> [Items from an interface collection]:
* * *

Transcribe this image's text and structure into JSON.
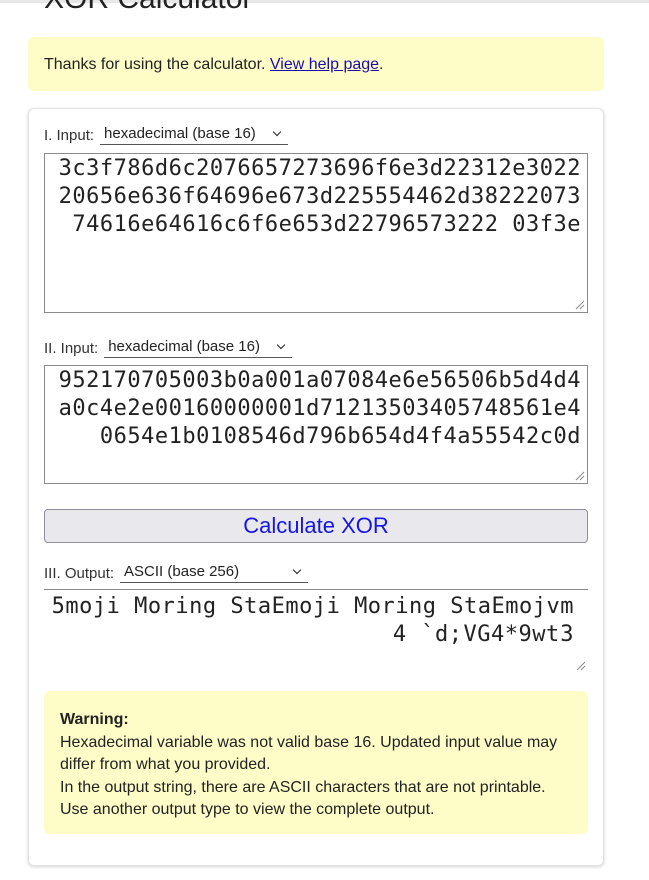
{
  "page": {
    "title": "XOR Calculator"
  },
  "thanks": {
    "text": "Thanks for using the calculator. ",
    "link": "View help page",
    "period": "."
  },
  "input1": {
    "label": "I. Input:",
    "type": "hexadecimal (base 16)",
    "value": "3c3f786d6c2076657273696f6e3d22312e302220656e636f64696e673d225554462d3822207374616e64616c6f6e653d22796573222 03f3e"
  },
  "input2": {
    "label": "II. Input:",
    "type": "hexadecimal (base 16)",
    "value": "952170705003b0a001a07084e6e56506b5d4d4a0c4e2e00160000001d71213503405748561e40654e1b0108546d796b654d4f4a55542c0d"
  },
  "calculate": {
    "label": "Calculate XOR"
  },
  "output": {
    "label": "III. Output:",
    "type": "ASCII (base 256)",
    "value": "5moji Moring StaEmoji Moring StaEmojvm4\u0004 \u001f`d;\u0003\u001cVG4*9wt\u00133"
  },
  "warning": {
    "title": "Warning:",
    "line1": "Hexadecimal variable was not valid base 16. Updated input value may differ from what you provided.",
    "line2": "In the output string, there are ASCII characters that are not printable. Use another output type to view the complete output."
  }
}
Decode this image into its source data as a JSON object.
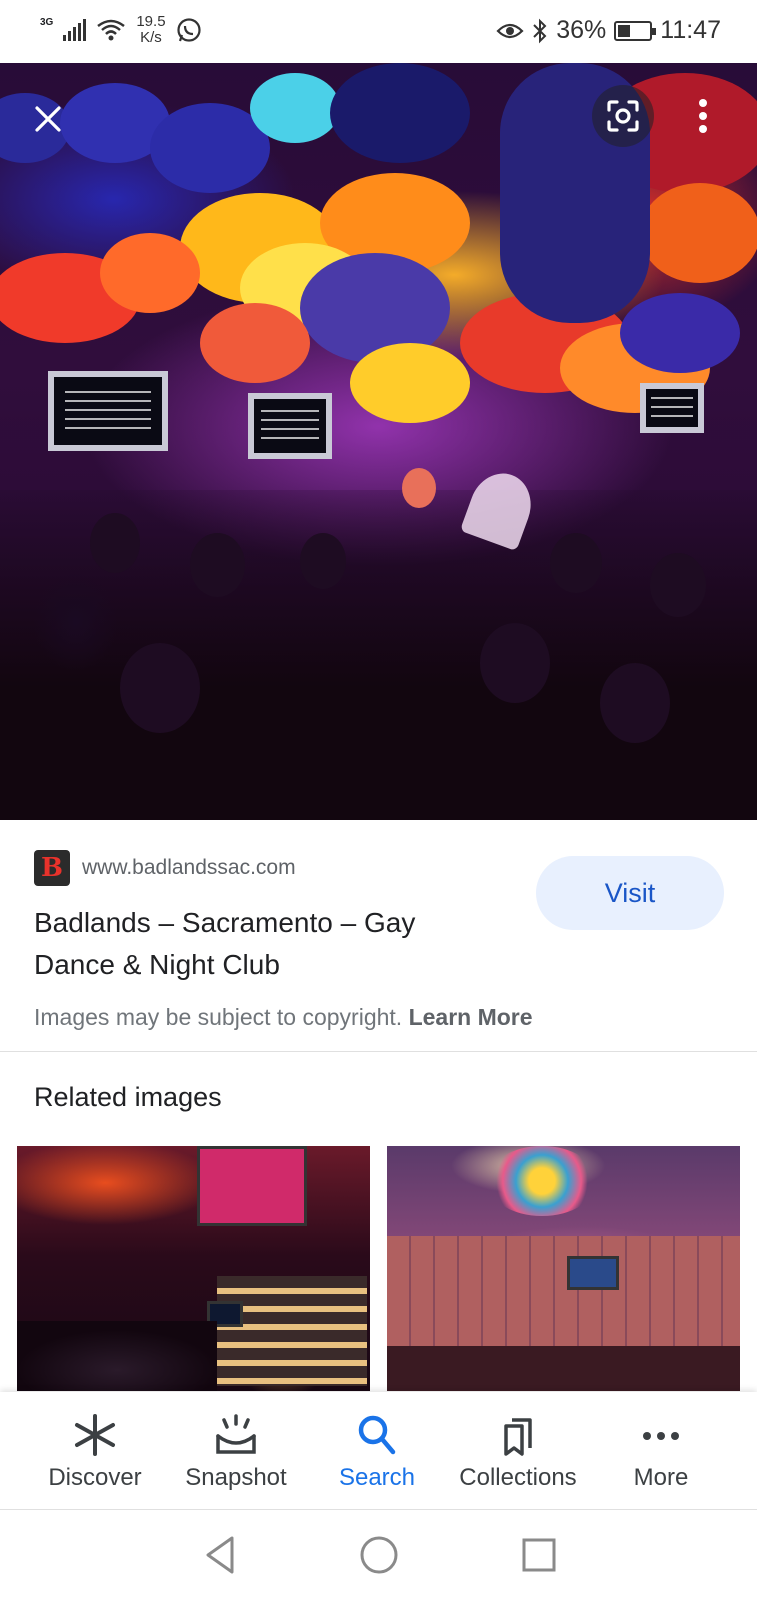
{
  "status_bar": {
    "network": "3G",
    "speed_value": "19.5",
    "speed_unit": "K/s",
    "battery": "36%",
    "time": "11:47"
  },
  "hero": {
    "icons": [
      "close-icon",
      "lens-icon",
      "more-vert-icon"
    ]
  },
  "result": {
    "favicon_letter": "B",
    "favicon_color": "#e8322b",
    "url": "www.badlandssac.com",
    "title": "Badlands – Sacramento – Gay Dance & Night Club",
    "visit_label": "Visit",
    "copyright_text": "Images may be subject to copyright.",
    "learn_more": "Learn More"
  },
  "related": {
    "title": "Related images"
  },
  "bottom_nav": {
    "active_color": "#1a73e8",
    "items": [
      {
        "label": "Discover",
        "icon": "asterisk-icon"
      },
      {
        "label": "Snapshot",
        "icon": "snapshot-icon"
      },
      {
        "label": "Search",
        "icon": "search-icon"
      },
      {
        "label": "Collections",
        "icon": "collections-icon"
      },
      {
        "label": "More",
        "icon": "more-horiz-icon"
      }
    ]
  },
  "system_nav": [
    "back-icon",
    "home-icon",
    "recents-icon"
  ]
}
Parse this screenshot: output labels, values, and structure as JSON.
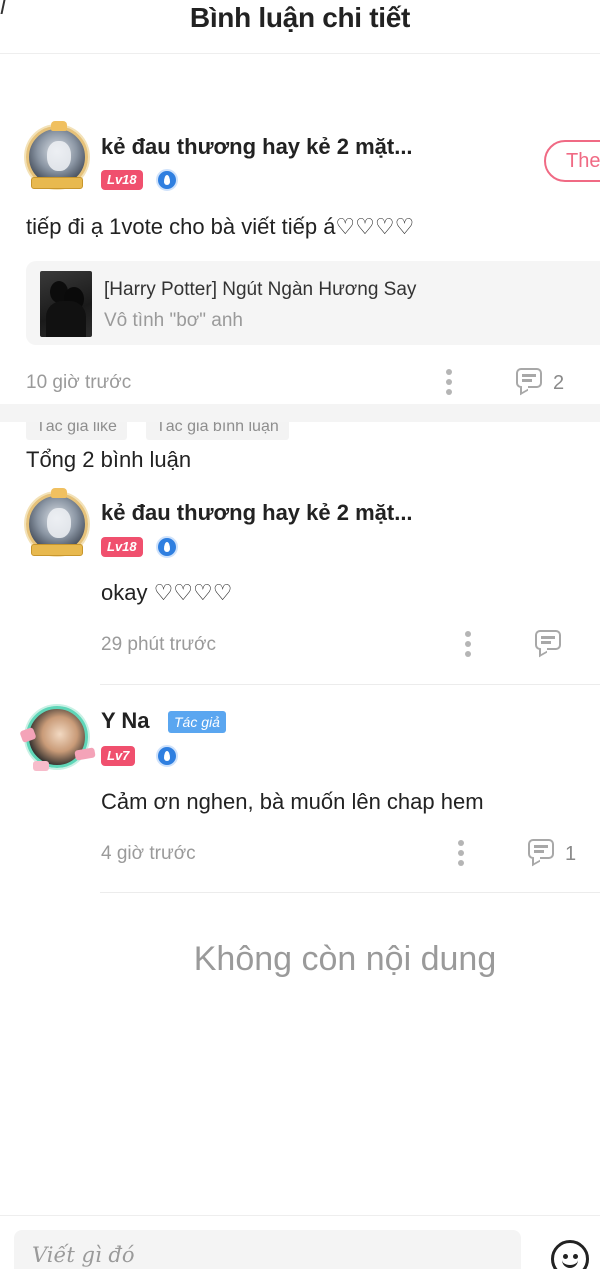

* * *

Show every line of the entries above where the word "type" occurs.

    "type": "hexadecimal (base 16)",
    "type": "hexadecimal (base 16)",
    "type": "ASCII (base 256)",
    "line2": "In the output string, there are ASCII characters that are not printable. Use another output type to view the complete output."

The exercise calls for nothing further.